** Opening Input material block **
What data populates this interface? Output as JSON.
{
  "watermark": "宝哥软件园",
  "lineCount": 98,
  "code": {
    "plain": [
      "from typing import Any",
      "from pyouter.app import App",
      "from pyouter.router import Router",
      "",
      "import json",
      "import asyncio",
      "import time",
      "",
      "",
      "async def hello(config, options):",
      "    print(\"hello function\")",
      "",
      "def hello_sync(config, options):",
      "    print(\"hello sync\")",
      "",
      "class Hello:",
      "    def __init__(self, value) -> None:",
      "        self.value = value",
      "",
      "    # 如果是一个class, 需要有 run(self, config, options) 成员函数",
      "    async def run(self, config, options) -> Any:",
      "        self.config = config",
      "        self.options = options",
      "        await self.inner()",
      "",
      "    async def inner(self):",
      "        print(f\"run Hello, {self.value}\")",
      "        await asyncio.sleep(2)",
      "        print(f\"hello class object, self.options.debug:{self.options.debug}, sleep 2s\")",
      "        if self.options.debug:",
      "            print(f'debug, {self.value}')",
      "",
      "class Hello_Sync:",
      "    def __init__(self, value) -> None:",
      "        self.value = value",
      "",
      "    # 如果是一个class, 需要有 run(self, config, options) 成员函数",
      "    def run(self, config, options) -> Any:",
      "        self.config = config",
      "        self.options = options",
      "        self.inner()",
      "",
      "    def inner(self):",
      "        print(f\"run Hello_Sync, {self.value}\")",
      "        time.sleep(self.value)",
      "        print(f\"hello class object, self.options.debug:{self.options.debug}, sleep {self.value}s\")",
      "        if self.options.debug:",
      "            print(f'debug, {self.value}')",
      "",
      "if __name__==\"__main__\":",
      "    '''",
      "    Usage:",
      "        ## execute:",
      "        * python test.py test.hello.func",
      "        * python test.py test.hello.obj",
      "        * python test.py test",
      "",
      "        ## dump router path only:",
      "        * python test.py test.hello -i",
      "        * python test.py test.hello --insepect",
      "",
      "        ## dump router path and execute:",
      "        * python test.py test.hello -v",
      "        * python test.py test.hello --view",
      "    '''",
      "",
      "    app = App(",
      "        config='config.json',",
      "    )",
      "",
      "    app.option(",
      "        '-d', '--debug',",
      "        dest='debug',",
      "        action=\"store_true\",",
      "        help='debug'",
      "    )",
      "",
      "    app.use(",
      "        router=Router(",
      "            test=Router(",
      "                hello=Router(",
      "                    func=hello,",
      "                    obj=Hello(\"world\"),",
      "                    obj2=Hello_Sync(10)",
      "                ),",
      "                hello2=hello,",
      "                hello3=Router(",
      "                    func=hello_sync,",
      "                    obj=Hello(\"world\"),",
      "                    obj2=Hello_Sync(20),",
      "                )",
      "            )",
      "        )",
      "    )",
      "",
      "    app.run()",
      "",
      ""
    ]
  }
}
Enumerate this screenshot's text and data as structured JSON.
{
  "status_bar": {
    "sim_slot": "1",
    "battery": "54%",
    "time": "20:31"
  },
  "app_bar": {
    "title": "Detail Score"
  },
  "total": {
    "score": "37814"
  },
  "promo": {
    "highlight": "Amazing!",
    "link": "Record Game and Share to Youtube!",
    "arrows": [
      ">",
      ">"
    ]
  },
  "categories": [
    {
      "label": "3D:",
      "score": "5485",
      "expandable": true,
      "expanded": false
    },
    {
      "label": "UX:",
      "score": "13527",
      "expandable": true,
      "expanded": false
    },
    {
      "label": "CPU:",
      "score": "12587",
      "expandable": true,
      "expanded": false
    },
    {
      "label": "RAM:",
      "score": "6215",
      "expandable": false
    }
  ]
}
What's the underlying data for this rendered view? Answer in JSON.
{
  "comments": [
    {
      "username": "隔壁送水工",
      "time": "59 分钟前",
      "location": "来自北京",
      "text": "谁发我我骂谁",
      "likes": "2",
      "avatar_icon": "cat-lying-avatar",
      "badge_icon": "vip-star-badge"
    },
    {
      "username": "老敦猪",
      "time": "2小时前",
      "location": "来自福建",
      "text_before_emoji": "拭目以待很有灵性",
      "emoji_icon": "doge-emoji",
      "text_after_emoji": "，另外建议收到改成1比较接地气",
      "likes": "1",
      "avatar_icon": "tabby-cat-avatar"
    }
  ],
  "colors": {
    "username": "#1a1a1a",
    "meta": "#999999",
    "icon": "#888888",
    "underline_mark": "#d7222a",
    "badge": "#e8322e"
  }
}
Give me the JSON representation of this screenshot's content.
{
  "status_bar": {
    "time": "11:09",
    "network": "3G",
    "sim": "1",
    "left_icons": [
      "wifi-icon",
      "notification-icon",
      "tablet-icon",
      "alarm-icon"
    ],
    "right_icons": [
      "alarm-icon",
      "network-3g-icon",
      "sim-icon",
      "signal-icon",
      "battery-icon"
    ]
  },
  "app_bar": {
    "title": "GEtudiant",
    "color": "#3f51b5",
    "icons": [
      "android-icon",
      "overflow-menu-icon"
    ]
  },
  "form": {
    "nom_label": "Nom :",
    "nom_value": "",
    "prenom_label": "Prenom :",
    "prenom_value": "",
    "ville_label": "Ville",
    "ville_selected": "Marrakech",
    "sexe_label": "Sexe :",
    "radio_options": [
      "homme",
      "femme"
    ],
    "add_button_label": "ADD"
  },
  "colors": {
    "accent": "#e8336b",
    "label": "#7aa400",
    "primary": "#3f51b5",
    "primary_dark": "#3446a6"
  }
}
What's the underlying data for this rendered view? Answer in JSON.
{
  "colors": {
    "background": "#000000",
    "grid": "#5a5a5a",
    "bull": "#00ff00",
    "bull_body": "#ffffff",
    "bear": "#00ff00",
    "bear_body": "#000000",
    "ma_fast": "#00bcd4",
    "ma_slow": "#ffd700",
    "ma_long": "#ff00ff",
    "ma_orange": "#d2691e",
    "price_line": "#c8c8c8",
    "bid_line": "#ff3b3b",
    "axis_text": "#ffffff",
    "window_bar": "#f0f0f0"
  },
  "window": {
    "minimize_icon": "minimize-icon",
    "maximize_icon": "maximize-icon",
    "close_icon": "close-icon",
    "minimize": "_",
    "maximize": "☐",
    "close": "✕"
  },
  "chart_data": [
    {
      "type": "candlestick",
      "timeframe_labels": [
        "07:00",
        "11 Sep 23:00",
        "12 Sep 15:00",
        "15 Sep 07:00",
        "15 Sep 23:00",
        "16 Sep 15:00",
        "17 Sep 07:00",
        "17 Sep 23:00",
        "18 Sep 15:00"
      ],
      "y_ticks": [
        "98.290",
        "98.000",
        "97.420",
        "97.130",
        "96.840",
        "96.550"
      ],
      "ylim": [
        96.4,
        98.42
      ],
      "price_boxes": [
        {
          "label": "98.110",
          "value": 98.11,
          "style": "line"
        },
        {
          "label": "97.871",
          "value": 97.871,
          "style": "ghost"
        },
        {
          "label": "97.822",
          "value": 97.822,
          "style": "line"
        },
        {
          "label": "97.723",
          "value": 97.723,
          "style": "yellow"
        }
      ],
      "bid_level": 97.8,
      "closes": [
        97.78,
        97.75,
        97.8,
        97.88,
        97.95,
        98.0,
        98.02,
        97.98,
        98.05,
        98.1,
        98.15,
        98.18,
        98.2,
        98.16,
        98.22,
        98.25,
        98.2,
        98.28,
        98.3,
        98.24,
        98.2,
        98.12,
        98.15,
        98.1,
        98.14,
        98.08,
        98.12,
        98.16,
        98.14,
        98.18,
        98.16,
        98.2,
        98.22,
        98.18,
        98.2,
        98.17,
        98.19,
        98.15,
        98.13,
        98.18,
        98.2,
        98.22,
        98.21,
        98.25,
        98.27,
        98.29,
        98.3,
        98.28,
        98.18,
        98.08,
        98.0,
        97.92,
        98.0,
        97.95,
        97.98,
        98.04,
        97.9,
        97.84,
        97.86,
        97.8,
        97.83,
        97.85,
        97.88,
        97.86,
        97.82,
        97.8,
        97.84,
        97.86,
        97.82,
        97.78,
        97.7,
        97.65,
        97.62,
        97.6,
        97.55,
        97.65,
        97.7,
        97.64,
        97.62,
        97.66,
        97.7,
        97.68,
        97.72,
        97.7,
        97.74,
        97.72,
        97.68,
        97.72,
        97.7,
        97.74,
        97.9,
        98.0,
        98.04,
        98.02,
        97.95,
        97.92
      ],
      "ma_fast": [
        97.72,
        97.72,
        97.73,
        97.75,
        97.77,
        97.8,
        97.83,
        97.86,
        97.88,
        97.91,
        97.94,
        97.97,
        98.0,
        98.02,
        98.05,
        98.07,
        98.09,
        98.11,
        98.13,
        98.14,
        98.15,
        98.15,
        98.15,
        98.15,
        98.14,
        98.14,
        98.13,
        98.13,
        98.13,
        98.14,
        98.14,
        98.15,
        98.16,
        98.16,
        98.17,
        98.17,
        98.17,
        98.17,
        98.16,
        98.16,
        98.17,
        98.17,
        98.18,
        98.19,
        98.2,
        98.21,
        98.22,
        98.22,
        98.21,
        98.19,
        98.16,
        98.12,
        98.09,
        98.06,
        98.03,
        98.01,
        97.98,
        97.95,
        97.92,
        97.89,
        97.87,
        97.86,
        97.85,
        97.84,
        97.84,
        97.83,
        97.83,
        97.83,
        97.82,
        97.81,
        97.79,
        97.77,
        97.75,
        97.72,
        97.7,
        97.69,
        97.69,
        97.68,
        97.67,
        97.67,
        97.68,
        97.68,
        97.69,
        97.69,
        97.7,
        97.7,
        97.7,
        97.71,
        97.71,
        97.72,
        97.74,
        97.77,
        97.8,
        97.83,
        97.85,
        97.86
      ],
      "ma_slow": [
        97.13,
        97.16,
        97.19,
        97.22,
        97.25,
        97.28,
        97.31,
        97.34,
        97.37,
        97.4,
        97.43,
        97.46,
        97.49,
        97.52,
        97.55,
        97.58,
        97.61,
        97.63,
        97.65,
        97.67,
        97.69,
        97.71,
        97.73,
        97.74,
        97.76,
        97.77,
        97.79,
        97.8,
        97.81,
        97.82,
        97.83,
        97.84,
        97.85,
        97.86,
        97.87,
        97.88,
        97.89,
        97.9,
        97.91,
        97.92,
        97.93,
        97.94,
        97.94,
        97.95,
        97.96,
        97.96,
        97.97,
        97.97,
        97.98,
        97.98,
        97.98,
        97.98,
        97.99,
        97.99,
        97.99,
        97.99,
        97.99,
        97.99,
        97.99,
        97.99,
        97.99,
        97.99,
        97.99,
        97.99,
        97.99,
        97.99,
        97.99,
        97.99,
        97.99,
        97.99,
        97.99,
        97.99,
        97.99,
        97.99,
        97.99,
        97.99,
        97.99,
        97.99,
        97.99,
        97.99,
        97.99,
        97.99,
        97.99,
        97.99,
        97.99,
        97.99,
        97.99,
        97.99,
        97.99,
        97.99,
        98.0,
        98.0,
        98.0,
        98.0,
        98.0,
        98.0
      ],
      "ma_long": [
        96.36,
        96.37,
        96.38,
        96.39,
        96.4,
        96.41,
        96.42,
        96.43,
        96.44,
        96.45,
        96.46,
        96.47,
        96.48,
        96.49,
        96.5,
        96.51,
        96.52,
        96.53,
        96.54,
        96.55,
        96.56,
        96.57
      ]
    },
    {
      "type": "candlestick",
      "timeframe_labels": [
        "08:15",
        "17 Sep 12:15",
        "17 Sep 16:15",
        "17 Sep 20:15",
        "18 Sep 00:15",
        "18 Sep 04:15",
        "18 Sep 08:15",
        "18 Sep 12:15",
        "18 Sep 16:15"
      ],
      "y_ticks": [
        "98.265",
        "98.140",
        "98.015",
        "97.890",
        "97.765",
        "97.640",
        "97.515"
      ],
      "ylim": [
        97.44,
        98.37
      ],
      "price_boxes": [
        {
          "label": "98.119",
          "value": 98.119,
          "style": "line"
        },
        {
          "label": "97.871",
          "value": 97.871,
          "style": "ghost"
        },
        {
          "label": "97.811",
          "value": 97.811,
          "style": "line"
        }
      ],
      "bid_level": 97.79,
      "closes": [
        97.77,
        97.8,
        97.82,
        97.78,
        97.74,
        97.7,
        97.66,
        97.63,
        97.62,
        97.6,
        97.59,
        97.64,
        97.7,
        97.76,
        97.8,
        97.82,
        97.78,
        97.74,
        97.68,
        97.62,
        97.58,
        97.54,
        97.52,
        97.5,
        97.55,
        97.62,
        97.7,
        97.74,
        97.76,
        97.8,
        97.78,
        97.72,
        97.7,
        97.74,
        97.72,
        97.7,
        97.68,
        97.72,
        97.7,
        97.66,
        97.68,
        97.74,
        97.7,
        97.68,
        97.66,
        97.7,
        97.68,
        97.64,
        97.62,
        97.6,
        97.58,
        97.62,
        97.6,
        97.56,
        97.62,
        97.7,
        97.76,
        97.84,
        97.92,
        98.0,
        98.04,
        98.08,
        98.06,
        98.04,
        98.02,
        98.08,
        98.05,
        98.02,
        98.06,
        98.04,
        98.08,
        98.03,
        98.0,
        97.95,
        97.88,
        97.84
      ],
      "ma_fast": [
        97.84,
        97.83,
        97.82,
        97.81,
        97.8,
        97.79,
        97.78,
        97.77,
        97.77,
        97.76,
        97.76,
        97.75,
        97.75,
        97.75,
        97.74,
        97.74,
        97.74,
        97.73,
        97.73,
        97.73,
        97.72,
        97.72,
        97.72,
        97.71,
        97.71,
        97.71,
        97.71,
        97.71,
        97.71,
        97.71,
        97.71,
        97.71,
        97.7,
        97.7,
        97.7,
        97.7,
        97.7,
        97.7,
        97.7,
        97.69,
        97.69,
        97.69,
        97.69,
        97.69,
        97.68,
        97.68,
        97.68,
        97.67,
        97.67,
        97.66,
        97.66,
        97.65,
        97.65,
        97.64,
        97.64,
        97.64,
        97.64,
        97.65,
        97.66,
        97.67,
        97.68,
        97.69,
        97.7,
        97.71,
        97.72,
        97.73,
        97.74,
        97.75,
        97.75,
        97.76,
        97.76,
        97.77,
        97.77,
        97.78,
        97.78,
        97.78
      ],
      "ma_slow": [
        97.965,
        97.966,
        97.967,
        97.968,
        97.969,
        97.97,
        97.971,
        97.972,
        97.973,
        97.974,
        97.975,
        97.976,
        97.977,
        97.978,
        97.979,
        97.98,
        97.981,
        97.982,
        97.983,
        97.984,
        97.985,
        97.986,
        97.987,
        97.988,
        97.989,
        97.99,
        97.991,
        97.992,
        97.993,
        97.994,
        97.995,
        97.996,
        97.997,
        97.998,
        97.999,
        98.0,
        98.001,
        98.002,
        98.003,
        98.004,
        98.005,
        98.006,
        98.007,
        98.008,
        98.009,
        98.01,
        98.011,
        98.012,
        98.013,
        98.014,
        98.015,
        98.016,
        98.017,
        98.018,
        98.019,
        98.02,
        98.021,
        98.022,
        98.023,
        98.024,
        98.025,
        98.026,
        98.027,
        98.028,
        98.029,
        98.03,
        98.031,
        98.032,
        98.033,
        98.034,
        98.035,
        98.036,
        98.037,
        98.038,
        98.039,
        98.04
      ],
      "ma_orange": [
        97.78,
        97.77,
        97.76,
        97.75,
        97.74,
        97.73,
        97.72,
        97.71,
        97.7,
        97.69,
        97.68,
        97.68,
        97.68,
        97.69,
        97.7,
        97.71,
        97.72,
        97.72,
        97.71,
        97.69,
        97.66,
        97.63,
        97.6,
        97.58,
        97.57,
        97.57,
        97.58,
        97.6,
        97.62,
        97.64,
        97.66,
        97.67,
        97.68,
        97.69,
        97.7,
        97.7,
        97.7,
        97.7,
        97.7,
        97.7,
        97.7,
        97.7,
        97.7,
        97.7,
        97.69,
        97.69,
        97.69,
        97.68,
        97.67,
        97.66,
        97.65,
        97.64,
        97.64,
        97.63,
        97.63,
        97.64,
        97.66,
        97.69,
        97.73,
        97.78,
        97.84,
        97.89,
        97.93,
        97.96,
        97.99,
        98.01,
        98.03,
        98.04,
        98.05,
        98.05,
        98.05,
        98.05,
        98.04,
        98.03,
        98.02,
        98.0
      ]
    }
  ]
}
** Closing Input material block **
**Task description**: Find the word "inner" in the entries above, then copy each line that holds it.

**Exercise result**:
      "        await self.inner()",
      "    async def inner(self):",
      "        self.inner()",
      "    def inner(self):",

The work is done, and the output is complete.